=== Begin Enclosure ===

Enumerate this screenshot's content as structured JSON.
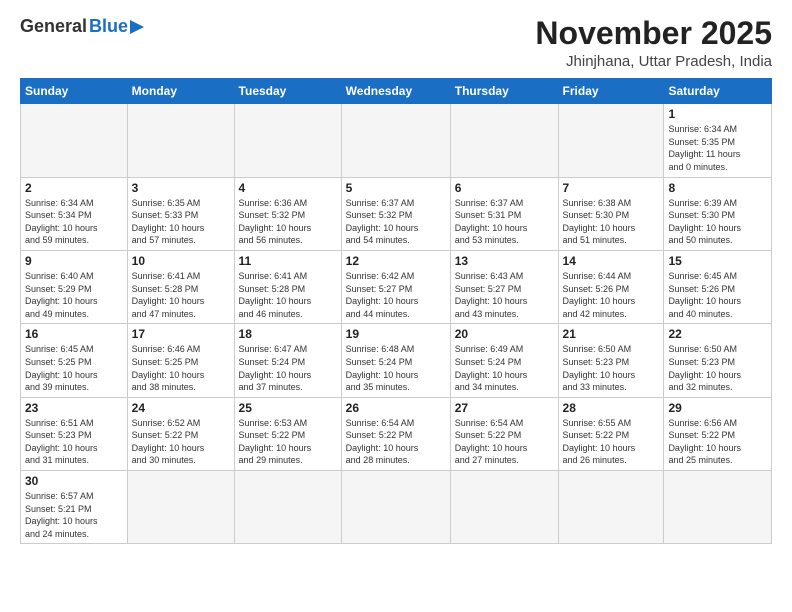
{
  "header": {
    "logo_general": "General",
    "logo_blue": "Blue",
    "month_title": "November 2025",
    "location": "Jhinjhana, Uttar Pradesh, India"
  },
  "weekdays": [
    "Sunday",
    "Monday",
    "Tuesday",
    "Wednesday",
    "Thursday",
    "Friday",
    "Saturday"
  ],
  "weeks": [
    [
      {
        "day": "",
        "info": ""
      },
      {
        "day": "",
        "info": ""
      },
      {
        "day": "",
        "info": ""
      },
      {
        "day": "",
        "info": ""
      },
      {
        "day": "",
        "info": ""
      },
      {
        "day": "",
        "info": ""
      },
      {
        "day": "1",
        "info": "Sunrise: 6:34 AM\nSunset: 5:35 PM\nDaylight: 11 hours\nand 0 minutes."
      }
    ],
    [
      {
        "day": "2",
        "info": "Sunrise: 6:34 AM\nSunset: 5:34 PM\nDaylight: 10 hours\nand 59 minutes."
      },
      {
        "day": "3",
        "info": "Sunrise: 6:35 AM\nSunset: 5:33 PM\nDaylight: 10 hours\nand 57 minutes."
      },
      {
        "day": "4",
        "info": "Sunrise: 6:36 AM\nSunset: 5:32 PM\nDaylight: 10 hours\nand 56 minutes."
      },
      {
        "day": "5",
        "info": "Sunrise: 6:37 AM\nSunset: 5:32 PM\nDaylight: 10 hours\nand 54 minutes."
      },
      {
        "day": "6",
        "info": "Sunrise: 6:37 AM\nSunset: 5:31 PM\nDaylight: 10 hours\nand 53 minutes."
      },
      {
        "day": "7",
        "info": "Sunrise: 6:38 AM\nSunset: 5:30 PM\nDaylight: 10 hours\nand 51 minutes."
      },
      {
        "day": "8",
        "info": "Sunrise: 6:39 AM\nSunset: 5:30 PM\nDaylight: 10 hours\nand 50 minutes."
      }
    ],
    [
      {
        "day": "9",
        "info": "Sunrise: 6:40 AM\nSunset: 5:29 PM\nDaylight: 10 hours\nand 49 minutes."
      },
      {
        "day": "10",
        "info": "Sunrise: 6:41 AM\nSunset: 5:28 PM\nDaylight: 10 hours\nand 47 minutes."
      },
      {
        "day": "11",
        "info": "Sunrise: 6:41 AM\nSunset: 5:28 PM\nDaylight: 10 hours\nand 46 minutes."
      },
      {
        "day": "12",
        "info": "Sunrise: 6:42 AM\nSunset: 5:27 PM\nDaylight: 10 hours\nand 44 minutes."
      },
      {
        "day": "13",
        "info": "Sunrise: 6:43 AM\nSunset: 5:27 PM\nDaylight: 10 hours\nand 43 minutes."
      },
      {
        "day": "14",
        "info": "Sunrise: 6:44 AM\nSunset: 5:26 PM\nDaylight: 10 hours\nand 42 minutes."
      },
      {
        "day": "15",
        "info": "Sunrise: 6:45 AM\nSunset: 5:26 PM\nDaylight: 10 hours\nand 40 minutes."
      }
    ],
    [
      {
        "day": "16",
        "info": "Sunrise: 6:45 AM\nSunset: 5:25 PM\nDaylight: 10 hours\nand 39 minutes."
      },
      {
        "day": "17",
        "info": "Sunrise: 6:46 AM\nSunset: 5:25 PM\nDaylight: 10 hours\nand 38 minutes."
      },
      {
        "day": "18",
        "info": "Sunrise: 6:47 AM\nSunset: 5:24 PM\nDaylight: 10 hours\nand 37 minutes."
      },
      {
        "day": "19",
        "info": "Sunrise: 6:48 AM\nSunset: 5:24 PM\nDaylight: 10 hours\nand 35 minutes."
      },
      {
        "day": "20",
        "info": "Sunrise: 6:49 AM\nSunset: 5:24 PM\nDaylight: 10 hours\nand 34 minutes."
      },
      {
        "day": "21",
        "info": "Sunrise: 6:50 AM\nSunset: 5:23 PM\nDaylight: 10 hours\nand 33 minutes."
      },
      {
        "day": "22",
        "info": "Sunrise: 6:50 AM\nSunset: 5:23 PM\nDaylight: 10 hours\nand 32 minutes."
      }
    ],
    [
      {
        "day": "23",
        "info": "Sunrise: 6:51 AM\nSunset: 5:23 PM\nDaylight: 10 hours\nand 31 minutes."
      },
      {
        "day": "24",
        "info": "Sunrise: 6:52 AM\nSunset: 5:22 PM\nDaylight: 10 hours\nand 30 minutes."
      },
      {
        "day": "25",
        "info": "Sunrise: 6:53 AM\nSunset: 5:22 PM\nDaylight: 10 hours\nand 29 minutes."
      },
      {
        "day": "26",
        "info": "Sunrise: 6:54 AM\nSunset: 5:22 PM\nDaylight: 10 hours\nand 28 minutes."
      },
      {
        "day": "27",
        "info": "Sunrise: 6:54 AM\nSunset: 5:22 PM\nDaylight: 10 hours\nand 27 minutes."
      },
      {
        "day": "28",
        "info": "Sunrise: 6:55 AM\nSunset: 5:22 PM\nDaylight: 10 hours\nand 26 minutes."
      },
      {
        "day": "29",
        "info": "Sunrise: 6:56 AM\nSunset: 5:22 PM\nDaylight: 10 hours\nand 25 minutes."
      }
    ],
    [
      {
        "day": "30",
        "info": "Sunrise: 6:57 AM\nSunset: 5:21 PM\nDaylight: 10 hours\nand 24 minutes."
      },
      {
        "day": "",
        "info": ""
      },
      {
        "day": "",
        "info": ""
      },
      {
        "day": "",
        "info": ""
      },
      {
        "day": "",
        "info": ""
      },
      {
        "day": "",
        "info": ""
      },
      {
        "day": "",
        "info": ""
      }
    ]
  ]
}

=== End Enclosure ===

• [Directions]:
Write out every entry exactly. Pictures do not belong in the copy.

• [Result of this task]:
Enumerate this screenshot's content as structured JSON.
{
  "header": {
    "logo_general": "General",
    "logo_blue": "Blue",
    "month_title": "November 2025",
    "location": "Jhinjhana, Uttar Pradesh, India"
  },
  "weekdays": [
    "Sunday",
    "Monday",
    "Tuesday",
    "Wednesday",
    "Thursday",
    "Friday",
    "Saturday"
  ],
  "weeks": [
    [
      {
        "day": "",
        "info": ""
      },
      {
        "day": "",
        "info": ""
      },
      {
        "day": "",
        "info": ""
      },
      {
        "day": "",
        "info": ""
      },
      {
        "day": "",
        "info": ""
      },
      {
        "day": "",
        "info": ""
      },
      {
        "day": "1",
        "info": "Sunrise: 6:34 AM\nSunset: 5:35 PM\nDaylight: 11 hours\nand 0 minutes."
      }
    ],
    [
      {
        "day": "2",
        "info": "Sunrise: 6:34 AM\nSunset: 5:34 PM\nDaylight: 10 hours\nand 59 minutes."
      },
      {
        "day": "3",
        "info": "Sunrise: 6:35 AM\nSunset: 5:33 PM\nDaylight: 10 hours\nand 57 minutes."
      },
      {
        "day": "4",
        "info": "Sunrise: 6:36 AM\nSunset: 5:32 PM\nDaylight: 10 hours\nand 56 minutes."
      },
      {
        "day": "5",
        "info": "Sunrise: 6:37 AM\nSunset: 5:32 PM\nDaylight: 10 hours\nand 54 minutes."
      },
      {
        "day": "6",
        "info": "Sunrise: 6:37 AM\nSunset: 5:31 PM\nDaylight: 10 hours\nand 53 minutes."
      },
      {
        "day": "7",
        "info": "Sunrise: 6:38 AM\nSunset: 5:30 PM\nDaylight: 10 hours\nand 51 minutes."
      },
      {
        "day": "8",
        "info": "Sunrise: 6:39 AM\nSunset: 5:30 PM\nDaylight: 10 hours\nand 50 minutes."
      }
    ],
    [
      {
        "day": "9",
        "info": "Sunrise: 6:40 AM\nSunset: 5:29 PM\nDaylight: 10 hours\nand 49 minutes."
      },
      {
        "day": "10",
        "info": "Sunrise: 6:41 AM\nSunset: 5:28 PM\nDaylight: 10 hours\nand 47 minutes."
      },
      {
        "day": "11",
        "info": "Sunrise: 6:41 AM\nSunset: 5:28 PM\nDaylight: 10 hours\nand 46 minutes."
      },
      {
        "day": "12",
        "info": "Sunrise: 6:42 AM\nSunset: 5:27 PM\nDaylight: 10 hours\nand 44 minutes."
      },
      {
        "day": "13",
        "info": "Sunrise: 6:43 AM\nSunset: 5:27 PM\nDaylight: 10 hours\nand 43 minutes."
      },
      {
        "day": "14",
        "info": "Sunrise: 6:44 AM\nSunset: 5:26 PM\nDaylight: 10 hours\nand 42 minutes."
      },
      {
        "day": "15",
        "info": "Sunrise: 6:45 AM\nSunset: 5:26 PM\nDaylight: 10 hours\nand 40 minutes."
      }
    ],
    [
      {
        "day": "16",
        "info": "Sunrise: 6:45 AM\nSunset: 5:25 PM\nDaylight: 10 hours\nand 39 minutes."
      },
      {
        "day": "17",
        "info": "Sunrise: 6:46 AM\nSunset: 5:25 PM\nDaylight: 10 hours\nand 38 minutes."
      },
      {
        "day": "18",
        "info": "Sunrise: 6:47 AM\nSunset: 5:24 PM\nDaylight: 10 hours\nand 37 minutes."
      },
      {
        "day": "19",
        "info": "Sunrise: 6:48 AM\nSunset: 5:24 PM\nDaylight: 10 hours\nand 35 minutes."
      },
      {
        "day": "20",
        "info": "Sunrise: 6:49 AM\nSunset: 5:24 PM\nDaylight: 10 hours\nand 34 minutes."
      },
      {
        "day": "21",
        "info": "Sunrise: 6:50 AM\nSunset: 5:23 PM\nDaylight: 10 hours\nand 33 minutes."
      },
      {
        "day": "22",
        "info": "Sunrise: 6:50 AM\nSunset: 5:23 PM\nDaylight: 10 hours\nand 32 minutes."
      }
    ],
    [
      {
        "day": "23",
        "info": "Sunrise: 6:51 AM\nSunset: 5:23 PM\nDaylight: 10 hours\nand 31 minutes."
      },
      {
        "day": "24",
        "info": "Sunrise: 6:52 AM\nSunset: 5:22 PM\nDaylight: 10 hours\nand 30 minutes."
      },
      {
        "day": "25",
        "info": "Sunrise: 6:53 AM\nSunset: 5:22 PM\nDaylight: 10 hours\nand 29 minutes."
      },
      {
        "day": "26",
        "info": "Sunrise: 6:54 AM\nSunset: 5:22 PM\nDaylight: 10 hours\nand 28 minutes."
      },
      {
        "day": "27",
        "info": "Sunrise: 6:54 AM\nSunset: 5:22 PM\nDaylight: 10 hours\nand 27 minutes."
      },
      {
        "day": "28",
        "info": "Sunrise: 6:55 AM\nSunset: 5:22 PM\nDaylight: 10 hours\nand 26 minutes."
      },
      {
        "day": "29",
        "info": "Sunrise: 6:56 AM\nSunset: 5:22 PM\nDaylight: 10 hours\nand 25 minutes."
      }
    ],
    [
      {
        "day": "30",
        "info": "Sunrise: 6:57 AM\nSunset: 5:21 PM\nDaylight: 10 hours\nand 24 minutes."
      },
      {
        "day": "",
        "info": ""
      },
      {
        "day": "",
        "info": ""
      },
      {
        "day": "",
        "info": ""
      },
      {
        "day": "",
        "info": ""
      },
      {
        "day": "",
        "info": ""
      },
      {
        "day": "",
        "info": ""
      }
    ]
  ]
}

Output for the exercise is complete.